## WORK TO COMPLETE
Every line below that contains "With" is to be copied.
═══ EXTRACTED DATA ═══
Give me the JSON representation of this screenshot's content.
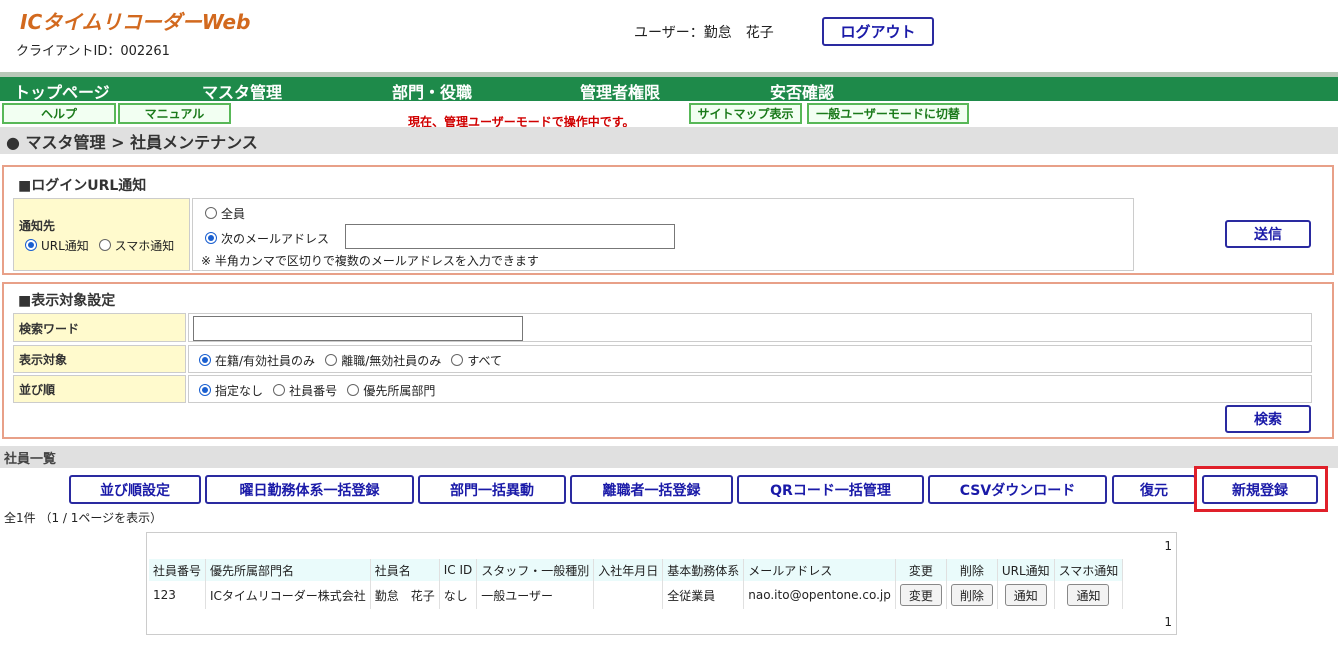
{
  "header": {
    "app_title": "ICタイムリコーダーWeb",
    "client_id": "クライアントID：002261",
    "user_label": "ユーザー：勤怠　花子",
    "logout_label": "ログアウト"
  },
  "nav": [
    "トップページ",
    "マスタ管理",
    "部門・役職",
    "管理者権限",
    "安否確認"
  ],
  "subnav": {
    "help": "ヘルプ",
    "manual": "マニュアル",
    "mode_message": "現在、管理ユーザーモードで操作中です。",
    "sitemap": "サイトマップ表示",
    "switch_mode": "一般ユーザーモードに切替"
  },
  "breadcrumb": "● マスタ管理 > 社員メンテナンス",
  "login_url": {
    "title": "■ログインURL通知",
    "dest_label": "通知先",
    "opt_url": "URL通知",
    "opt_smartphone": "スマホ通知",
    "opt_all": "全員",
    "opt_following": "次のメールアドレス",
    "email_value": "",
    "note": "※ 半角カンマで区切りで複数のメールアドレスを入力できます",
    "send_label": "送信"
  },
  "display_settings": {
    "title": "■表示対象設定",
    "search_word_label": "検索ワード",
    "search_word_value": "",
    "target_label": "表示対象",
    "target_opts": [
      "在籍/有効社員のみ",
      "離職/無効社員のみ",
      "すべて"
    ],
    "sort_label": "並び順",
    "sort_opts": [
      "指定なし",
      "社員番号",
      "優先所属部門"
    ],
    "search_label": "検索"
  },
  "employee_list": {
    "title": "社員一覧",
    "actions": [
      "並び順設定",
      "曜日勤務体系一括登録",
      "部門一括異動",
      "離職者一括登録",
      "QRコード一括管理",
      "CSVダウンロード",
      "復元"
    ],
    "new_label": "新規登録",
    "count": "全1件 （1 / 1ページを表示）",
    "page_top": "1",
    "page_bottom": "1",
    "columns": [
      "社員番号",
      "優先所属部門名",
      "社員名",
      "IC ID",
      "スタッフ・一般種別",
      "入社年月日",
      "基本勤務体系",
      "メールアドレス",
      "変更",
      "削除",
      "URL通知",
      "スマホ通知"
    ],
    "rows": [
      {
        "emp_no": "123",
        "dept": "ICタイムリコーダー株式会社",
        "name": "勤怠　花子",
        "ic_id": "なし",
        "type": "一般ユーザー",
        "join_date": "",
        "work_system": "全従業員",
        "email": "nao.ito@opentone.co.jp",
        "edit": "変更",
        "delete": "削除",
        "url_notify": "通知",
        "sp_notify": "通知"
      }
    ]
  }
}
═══
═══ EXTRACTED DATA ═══
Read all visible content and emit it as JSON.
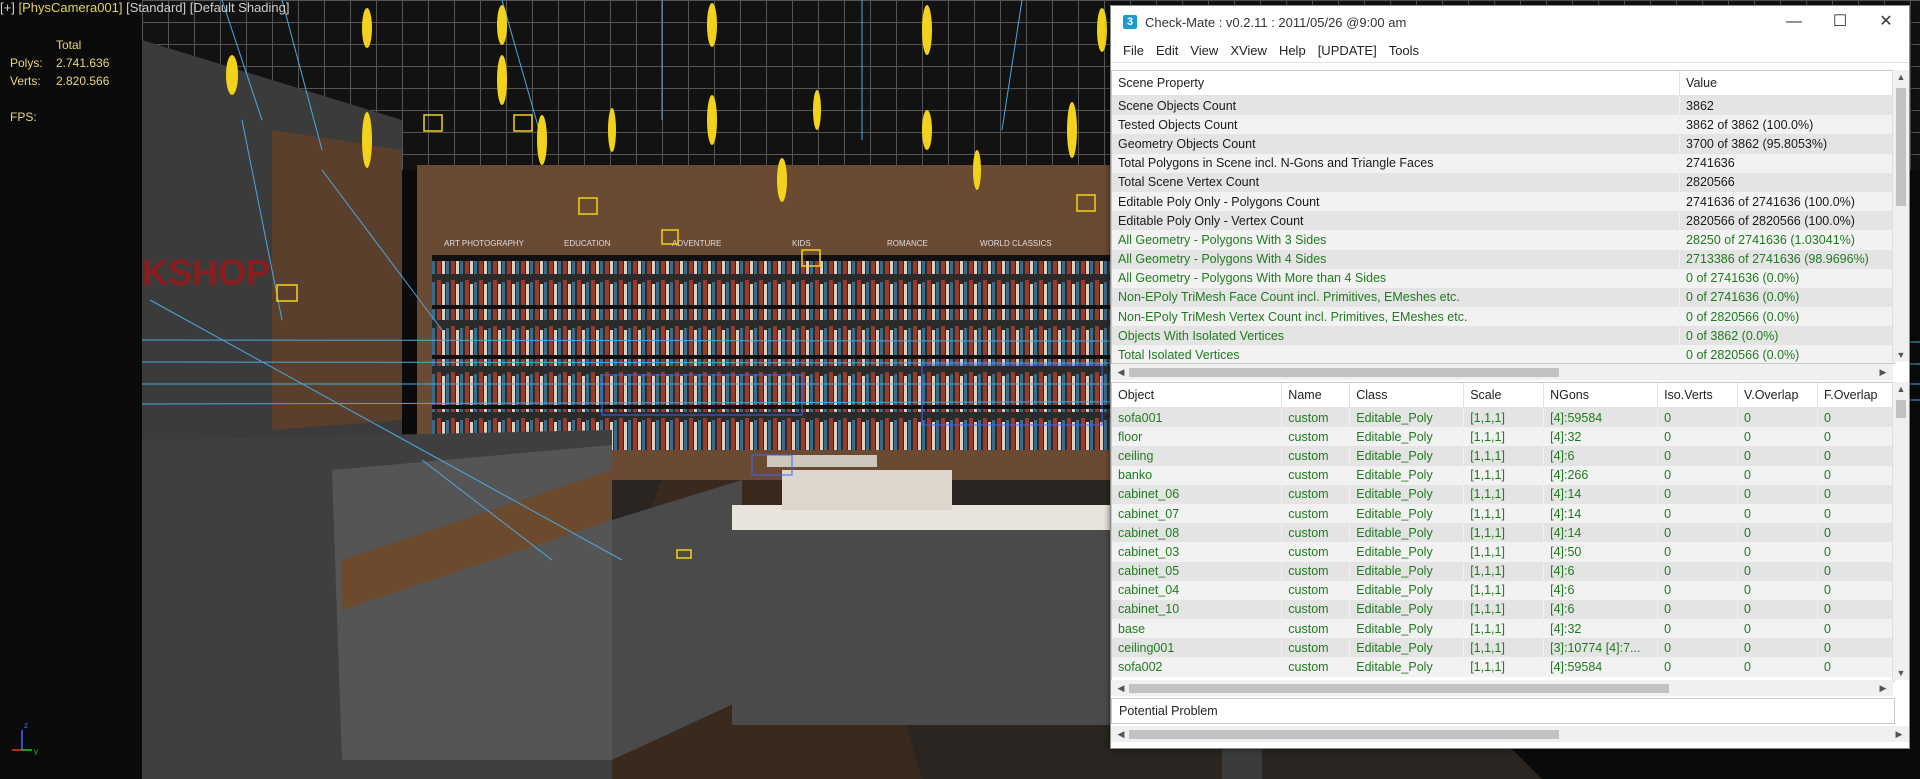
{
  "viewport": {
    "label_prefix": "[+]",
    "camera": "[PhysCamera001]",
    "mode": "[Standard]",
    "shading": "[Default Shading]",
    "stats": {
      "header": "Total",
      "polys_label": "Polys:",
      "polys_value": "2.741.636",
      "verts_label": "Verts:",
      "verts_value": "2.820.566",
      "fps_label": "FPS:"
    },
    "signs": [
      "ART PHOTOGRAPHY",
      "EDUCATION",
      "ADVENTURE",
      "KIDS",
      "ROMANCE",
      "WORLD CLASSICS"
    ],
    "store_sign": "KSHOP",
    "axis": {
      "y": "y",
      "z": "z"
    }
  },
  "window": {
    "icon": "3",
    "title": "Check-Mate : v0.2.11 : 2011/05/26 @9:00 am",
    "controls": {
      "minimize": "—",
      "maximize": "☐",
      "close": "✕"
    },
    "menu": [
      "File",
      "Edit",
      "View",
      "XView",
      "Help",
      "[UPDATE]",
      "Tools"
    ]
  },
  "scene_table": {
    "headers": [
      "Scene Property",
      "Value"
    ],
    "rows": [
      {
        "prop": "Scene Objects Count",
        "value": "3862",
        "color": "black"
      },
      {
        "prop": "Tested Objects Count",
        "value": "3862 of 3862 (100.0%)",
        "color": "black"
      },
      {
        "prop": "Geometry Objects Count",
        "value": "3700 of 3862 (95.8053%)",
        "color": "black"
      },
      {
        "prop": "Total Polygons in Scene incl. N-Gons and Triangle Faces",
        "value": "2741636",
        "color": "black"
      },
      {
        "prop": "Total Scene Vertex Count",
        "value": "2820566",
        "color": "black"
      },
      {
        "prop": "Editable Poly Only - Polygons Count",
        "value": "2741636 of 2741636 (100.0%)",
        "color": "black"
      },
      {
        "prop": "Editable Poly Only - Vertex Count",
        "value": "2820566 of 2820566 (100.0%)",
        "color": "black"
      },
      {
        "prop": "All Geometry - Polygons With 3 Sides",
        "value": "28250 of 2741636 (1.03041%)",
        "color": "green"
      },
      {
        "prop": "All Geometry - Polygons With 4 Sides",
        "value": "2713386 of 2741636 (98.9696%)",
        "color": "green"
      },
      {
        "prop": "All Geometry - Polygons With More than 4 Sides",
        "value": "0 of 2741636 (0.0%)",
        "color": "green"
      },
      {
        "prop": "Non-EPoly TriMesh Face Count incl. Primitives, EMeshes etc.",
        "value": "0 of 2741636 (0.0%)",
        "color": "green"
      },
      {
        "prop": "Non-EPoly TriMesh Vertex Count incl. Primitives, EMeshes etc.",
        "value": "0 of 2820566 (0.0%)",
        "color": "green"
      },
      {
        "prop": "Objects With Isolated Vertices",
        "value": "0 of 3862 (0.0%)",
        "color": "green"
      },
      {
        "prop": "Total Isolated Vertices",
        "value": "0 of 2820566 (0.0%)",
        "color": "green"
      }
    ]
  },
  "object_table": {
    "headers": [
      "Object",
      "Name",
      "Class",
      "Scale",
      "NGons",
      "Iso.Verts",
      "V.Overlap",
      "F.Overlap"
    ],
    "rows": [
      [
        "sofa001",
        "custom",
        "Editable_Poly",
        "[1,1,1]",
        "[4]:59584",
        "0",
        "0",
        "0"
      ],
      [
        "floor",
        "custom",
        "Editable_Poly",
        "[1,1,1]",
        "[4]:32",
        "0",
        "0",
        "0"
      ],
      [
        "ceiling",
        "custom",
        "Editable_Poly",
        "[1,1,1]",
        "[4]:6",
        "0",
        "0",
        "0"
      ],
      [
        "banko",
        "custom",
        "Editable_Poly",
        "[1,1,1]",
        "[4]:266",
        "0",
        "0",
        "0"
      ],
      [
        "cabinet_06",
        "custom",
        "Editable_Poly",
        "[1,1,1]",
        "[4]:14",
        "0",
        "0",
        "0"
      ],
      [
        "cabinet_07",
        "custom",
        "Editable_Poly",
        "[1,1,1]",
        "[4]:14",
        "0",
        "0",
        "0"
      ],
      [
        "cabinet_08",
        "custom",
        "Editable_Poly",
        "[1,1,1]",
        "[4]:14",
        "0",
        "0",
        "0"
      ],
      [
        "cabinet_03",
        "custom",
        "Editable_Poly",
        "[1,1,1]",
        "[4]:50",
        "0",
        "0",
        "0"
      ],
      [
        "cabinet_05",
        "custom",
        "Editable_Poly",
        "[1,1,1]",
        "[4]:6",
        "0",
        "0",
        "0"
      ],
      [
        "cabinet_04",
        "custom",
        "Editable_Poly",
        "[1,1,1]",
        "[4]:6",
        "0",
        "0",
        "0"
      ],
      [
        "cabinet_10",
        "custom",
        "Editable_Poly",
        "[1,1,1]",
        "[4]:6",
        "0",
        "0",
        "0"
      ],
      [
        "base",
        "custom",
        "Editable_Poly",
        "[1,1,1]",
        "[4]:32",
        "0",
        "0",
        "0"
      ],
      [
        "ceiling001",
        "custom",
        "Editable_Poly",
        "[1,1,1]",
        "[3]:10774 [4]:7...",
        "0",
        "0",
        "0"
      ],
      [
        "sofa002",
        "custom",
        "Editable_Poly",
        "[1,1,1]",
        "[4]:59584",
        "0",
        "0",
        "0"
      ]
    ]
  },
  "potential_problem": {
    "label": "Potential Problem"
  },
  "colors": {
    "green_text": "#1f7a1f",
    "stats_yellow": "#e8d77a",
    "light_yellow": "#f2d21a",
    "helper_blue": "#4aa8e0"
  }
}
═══
## RESPONSE BOX
        "prop": "All Geometry - Polygons With 3 Sides",
        "prop": "All Geometry - Polygons With 4 Sides",
        "prop": "All Geometry - Polygons With More than 4 Sides",
        "prop": "Objects With Isolated Vertices",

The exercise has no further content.